The resolution states that "all children in Arizona public schools shall be taught English as rapidly and effectively as possible." ELLs should be educated in immersion programs during a temporary transition period "not normally intended to exceed one year." A parent may request for his or her child to be exempt if it can be determined that the child already knows English, the child is ten years old or older, or the child is identified as having special needs. However, for a child to claim to have special needs, it must be confirmed that education in English is not the best option for the child.[3]

Media Coverage[edit]

The New York Times ran a front-page story in August prior to the November 2000 election, showing that California's version of the initiative, Proposition 227, had been highly successful due a rise in standardized test scores among English language learners after two years. [4] In spite of noted bilingual education theorists' arguments that disputed the particulars of the article, the Times story is believed to have strongly affected public opinion and the passage of Arizona Proposition 203.[5]

Implementation[edit]

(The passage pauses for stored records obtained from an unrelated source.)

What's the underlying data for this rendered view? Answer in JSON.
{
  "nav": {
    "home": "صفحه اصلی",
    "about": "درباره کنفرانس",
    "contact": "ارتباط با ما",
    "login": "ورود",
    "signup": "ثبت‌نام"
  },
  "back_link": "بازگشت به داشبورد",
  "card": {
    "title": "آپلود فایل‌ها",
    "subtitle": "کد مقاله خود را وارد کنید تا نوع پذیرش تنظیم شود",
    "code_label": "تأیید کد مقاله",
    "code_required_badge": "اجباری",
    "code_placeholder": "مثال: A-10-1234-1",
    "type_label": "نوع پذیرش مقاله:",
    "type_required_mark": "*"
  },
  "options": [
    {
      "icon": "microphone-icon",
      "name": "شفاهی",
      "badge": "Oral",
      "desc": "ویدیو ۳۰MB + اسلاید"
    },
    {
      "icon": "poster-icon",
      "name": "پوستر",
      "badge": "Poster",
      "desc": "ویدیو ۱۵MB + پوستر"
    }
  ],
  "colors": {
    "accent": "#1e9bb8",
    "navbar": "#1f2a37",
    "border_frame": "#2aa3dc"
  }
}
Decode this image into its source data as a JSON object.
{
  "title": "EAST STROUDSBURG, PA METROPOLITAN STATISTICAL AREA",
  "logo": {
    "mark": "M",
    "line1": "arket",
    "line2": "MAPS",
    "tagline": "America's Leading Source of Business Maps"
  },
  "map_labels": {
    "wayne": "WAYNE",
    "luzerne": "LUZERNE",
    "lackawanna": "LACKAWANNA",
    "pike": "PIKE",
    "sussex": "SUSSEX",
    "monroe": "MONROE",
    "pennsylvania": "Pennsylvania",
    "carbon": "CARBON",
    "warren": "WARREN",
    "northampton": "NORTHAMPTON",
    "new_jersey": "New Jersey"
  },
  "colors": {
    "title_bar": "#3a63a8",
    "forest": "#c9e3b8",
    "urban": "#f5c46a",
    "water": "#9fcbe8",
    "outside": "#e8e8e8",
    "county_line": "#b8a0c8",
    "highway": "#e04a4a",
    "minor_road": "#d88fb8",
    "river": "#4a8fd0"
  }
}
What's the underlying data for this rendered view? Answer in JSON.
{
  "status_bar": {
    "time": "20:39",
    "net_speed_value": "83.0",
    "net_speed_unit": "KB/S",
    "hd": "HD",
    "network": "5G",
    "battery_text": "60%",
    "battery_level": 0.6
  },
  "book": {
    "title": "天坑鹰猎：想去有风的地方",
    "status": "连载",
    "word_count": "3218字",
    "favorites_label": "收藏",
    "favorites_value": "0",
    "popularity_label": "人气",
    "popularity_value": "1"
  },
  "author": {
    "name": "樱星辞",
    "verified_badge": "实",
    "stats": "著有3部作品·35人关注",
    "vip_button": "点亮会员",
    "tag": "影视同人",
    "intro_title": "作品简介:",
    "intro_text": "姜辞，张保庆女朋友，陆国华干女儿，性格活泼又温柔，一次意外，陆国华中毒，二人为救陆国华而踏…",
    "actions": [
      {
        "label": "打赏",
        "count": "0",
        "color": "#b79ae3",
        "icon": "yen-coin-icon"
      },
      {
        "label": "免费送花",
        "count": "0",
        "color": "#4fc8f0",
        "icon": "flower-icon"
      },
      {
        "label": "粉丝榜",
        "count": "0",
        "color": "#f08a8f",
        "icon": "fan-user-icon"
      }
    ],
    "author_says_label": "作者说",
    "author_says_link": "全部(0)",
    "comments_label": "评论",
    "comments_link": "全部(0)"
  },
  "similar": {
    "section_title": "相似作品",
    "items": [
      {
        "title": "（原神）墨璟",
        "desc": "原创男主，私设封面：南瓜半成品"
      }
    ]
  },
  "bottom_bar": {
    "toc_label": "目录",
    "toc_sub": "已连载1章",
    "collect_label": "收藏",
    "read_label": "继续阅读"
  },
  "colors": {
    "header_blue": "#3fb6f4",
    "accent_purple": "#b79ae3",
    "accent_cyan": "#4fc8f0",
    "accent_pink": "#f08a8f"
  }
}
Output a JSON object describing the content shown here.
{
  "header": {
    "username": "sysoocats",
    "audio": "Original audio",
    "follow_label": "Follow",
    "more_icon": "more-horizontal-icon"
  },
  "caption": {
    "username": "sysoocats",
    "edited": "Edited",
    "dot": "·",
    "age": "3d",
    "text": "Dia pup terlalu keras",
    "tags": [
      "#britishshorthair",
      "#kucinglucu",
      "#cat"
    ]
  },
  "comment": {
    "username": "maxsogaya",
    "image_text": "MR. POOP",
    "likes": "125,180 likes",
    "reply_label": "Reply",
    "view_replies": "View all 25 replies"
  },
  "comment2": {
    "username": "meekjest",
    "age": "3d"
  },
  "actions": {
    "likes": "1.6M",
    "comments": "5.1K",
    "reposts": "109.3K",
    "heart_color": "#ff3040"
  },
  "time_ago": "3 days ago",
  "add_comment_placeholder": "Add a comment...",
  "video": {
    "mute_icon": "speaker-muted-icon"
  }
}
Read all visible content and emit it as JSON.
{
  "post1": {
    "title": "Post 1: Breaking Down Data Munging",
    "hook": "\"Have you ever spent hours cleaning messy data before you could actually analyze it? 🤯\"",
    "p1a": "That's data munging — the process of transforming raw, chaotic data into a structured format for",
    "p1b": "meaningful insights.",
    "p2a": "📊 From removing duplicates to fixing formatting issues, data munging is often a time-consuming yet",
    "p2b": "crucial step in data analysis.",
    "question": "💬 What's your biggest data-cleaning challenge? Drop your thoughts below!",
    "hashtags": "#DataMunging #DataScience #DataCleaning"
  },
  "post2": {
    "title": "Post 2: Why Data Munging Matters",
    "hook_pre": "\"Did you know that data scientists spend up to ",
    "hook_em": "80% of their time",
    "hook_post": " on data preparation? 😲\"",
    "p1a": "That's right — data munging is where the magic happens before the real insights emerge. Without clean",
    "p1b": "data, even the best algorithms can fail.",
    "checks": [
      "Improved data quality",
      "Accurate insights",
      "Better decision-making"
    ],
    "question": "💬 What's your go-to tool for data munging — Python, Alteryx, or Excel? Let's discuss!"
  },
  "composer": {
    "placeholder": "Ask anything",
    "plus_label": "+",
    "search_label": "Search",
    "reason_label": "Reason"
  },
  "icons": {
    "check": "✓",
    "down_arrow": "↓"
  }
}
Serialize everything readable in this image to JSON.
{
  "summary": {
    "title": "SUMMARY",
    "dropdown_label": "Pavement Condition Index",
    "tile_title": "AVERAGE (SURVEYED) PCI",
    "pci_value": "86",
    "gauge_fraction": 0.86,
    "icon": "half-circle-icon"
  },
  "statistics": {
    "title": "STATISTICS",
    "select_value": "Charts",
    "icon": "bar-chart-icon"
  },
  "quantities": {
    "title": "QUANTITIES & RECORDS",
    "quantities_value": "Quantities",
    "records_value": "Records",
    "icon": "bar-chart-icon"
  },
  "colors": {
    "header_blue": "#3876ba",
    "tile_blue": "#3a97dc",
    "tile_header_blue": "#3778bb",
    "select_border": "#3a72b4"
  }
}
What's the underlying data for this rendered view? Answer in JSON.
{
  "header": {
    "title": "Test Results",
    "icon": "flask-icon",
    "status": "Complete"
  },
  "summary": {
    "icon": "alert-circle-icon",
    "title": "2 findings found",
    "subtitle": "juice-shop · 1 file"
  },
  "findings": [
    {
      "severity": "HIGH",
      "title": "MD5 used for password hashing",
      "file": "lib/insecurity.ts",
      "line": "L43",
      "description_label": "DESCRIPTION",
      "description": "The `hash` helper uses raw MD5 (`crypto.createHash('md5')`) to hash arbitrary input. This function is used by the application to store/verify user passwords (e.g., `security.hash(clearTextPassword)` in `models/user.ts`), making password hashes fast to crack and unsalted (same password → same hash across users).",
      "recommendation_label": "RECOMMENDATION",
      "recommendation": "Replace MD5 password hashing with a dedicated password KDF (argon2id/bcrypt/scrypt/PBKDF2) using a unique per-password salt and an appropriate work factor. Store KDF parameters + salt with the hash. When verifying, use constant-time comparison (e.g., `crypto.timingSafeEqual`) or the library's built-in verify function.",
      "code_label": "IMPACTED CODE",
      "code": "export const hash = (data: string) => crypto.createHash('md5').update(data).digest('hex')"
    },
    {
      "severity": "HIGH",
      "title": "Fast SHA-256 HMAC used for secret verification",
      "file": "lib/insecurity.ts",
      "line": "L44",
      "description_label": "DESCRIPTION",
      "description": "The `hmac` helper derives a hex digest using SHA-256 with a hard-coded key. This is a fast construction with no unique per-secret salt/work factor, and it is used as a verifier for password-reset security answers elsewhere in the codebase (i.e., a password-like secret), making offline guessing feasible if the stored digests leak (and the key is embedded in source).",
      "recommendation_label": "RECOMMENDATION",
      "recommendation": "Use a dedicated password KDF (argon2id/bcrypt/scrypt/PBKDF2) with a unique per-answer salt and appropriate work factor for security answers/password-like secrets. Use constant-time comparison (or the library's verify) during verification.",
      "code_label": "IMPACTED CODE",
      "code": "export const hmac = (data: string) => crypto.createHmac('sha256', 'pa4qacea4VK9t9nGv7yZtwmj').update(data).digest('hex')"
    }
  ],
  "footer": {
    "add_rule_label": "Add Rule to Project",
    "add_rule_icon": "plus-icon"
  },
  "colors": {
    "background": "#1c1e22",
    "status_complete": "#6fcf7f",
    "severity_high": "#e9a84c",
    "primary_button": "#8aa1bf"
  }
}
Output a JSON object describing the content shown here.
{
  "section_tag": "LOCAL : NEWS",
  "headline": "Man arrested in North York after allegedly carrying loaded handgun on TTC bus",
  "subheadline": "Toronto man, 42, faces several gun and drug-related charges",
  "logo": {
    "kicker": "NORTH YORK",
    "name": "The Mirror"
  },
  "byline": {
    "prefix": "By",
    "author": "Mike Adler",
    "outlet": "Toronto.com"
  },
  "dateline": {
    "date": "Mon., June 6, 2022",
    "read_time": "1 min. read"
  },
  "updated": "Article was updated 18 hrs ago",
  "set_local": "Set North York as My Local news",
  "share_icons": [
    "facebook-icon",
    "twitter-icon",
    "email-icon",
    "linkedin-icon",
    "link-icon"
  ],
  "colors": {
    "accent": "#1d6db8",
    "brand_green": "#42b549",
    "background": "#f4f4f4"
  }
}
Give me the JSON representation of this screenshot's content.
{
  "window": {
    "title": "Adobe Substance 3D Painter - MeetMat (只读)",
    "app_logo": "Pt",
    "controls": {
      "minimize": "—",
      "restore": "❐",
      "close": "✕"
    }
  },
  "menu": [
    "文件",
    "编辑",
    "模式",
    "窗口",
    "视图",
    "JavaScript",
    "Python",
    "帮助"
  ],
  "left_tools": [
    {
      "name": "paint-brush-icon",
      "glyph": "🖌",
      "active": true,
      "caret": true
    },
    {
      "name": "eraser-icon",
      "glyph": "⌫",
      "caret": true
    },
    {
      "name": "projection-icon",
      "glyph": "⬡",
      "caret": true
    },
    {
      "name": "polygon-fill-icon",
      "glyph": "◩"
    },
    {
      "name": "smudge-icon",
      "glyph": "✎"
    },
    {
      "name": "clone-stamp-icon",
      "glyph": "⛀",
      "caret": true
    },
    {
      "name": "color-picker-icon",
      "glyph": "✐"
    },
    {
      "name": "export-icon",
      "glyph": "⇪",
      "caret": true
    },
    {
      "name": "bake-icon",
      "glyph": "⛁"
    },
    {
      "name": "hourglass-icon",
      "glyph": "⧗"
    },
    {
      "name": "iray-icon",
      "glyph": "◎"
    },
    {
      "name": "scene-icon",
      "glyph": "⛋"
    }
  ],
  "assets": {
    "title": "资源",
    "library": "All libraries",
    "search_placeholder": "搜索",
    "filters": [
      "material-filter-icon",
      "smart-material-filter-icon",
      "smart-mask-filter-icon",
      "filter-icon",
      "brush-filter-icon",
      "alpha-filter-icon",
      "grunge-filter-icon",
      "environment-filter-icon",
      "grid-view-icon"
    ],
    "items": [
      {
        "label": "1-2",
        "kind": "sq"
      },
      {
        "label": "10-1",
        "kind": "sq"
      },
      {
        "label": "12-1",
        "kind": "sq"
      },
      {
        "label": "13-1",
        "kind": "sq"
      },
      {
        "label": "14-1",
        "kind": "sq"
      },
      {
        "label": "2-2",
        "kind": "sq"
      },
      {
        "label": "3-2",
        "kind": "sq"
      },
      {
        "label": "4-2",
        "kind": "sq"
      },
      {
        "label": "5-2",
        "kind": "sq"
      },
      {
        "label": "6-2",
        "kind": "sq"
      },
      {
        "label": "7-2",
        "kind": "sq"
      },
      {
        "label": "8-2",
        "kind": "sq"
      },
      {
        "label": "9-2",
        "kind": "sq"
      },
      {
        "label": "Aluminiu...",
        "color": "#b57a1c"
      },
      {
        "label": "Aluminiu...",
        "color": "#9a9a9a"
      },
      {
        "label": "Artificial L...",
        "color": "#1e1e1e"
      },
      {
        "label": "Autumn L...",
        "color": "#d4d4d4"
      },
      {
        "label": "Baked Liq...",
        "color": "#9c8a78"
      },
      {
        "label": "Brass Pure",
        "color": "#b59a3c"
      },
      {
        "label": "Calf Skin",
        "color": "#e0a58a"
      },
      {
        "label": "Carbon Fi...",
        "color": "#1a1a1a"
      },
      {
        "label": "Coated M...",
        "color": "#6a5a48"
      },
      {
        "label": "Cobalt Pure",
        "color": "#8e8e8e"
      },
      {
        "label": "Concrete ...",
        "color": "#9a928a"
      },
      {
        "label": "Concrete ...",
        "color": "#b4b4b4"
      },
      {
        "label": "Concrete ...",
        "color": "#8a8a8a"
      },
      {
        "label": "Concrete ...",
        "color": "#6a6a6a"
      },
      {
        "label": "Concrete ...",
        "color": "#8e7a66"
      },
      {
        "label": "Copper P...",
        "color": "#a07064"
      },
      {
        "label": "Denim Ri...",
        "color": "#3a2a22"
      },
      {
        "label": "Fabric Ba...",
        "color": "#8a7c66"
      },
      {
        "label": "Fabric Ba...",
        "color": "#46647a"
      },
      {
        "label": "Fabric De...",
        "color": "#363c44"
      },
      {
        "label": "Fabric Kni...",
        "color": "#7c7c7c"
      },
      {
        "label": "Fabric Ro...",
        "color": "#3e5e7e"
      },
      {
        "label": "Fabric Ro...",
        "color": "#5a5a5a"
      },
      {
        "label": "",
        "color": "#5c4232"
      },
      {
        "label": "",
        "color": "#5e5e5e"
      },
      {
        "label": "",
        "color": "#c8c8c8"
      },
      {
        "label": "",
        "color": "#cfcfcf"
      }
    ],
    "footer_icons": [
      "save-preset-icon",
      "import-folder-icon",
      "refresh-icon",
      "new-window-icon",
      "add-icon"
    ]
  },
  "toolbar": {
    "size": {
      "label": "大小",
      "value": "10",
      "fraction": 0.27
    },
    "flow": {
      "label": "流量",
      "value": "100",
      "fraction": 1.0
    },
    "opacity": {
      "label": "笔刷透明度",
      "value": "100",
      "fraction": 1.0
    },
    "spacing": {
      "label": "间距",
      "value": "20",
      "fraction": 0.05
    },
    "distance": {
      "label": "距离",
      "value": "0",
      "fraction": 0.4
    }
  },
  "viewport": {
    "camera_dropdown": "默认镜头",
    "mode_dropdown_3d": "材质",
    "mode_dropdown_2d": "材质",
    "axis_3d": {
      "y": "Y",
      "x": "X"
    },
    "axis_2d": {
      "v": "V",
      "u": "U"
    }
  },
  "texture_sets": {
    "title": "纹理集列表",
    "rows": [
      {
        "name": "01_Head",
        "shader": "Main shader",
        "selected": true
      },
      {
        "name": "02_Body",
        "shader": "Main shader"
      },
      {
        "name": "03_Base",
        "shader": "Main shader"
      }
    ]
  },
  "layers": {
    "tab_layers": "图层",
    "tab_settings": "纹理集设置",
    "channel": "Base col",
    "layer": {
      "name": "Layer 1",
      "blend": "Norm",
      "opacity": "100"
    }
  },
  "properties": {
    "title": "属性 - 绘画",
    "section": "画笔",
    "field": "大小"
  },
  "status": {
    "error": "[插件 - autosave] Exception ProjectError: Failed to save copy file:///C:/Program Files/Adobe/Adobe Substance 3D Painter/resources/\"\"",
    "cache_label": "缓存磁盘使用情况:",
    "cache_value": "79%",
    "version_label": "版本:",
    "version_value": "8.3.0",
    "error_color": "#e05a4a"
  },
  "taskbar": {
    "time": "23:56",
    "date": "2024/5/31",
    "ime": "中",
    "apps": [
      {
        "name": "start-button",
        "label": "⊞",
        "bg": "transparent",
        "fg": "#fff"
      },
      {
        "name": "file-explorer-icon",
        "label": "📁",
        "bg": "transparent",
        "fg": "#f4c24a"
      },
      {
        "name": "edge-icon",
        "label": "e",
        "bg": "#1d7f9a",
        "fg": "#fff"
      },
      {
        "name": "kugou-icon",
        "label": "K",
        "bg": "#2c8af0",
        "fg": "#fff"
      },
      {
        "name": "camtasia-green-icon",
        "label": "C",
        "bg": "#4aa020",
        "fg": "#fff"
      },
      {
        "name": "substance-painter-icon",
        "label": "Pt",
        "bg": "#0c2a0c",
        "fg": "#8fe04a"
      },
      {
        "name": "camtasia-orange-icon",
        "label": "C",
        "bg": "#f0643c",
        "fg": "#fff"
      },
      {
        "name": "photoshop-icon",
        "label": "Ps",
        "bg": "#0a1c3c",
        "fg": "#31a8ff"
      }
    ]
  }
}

Implementation of the policy was scheduled to occur at the beginning of the 2001-2002 school year. There was widespread confusion throughout the state because of differences of opinion regarding the language used in the text of the proposition. Following the implementation, some schools changed their approach to educating ELLs, while several districts obtained waivers for their ELL students and continued their bilingual education programs. For the most part, neither the bilingual nor the immersion programs were in compliance with the law. Fewer than 11% of the state's ELL students achieved proficiency in a year's time.[6]

See also[edit]

References[edit]

  1. ^ Lisa Graham Keegan, "English Acquisition Services: A Summary of Bilingual Programs and English as a Second Language Programs for School Year 1997-8," Italic textReport of the Superintendent of Public Instruction to the Arizona Legislature, January 1999, cover letter.
  2. ^ Maria Mendoza and Hector Ayala, "English Language Education for Children in Public Schools, AZ Prop 203," January 6, 1999, English for the Children, www.onenation.org/aztext.html.
  3. ^ Maria Mendoza and Hector Ayala, "English Language Education for Children in Public Schools, AZ Prop 203," January 6, 1999, English for the Children, www.onenation.org/aztext.html.
  4. ^ Jacques Steinberg, "Increase in Test Scores Counters Dire Forecasts for Bilingual Ban," August 20, 2000, www.onenation.org/008/082000.html.
  5. ^ Johanna J. Haver, English for the Children (Lanham, Maryland: Rowman & Littlefield Education, 2013), 39.
  6. ^ Mahoney, K., Thompson, M., & MacSwan, J. (2004). The condition of English Language Learners in Arizona, 2004, pp. 1-27. In A. Molnar (Ed.), The Condition of PreK-12 Education in Arizona, 2004. Tempe, AZ: Education Policy Research Laboratory, Arizona State University. Available here.

External links[edit]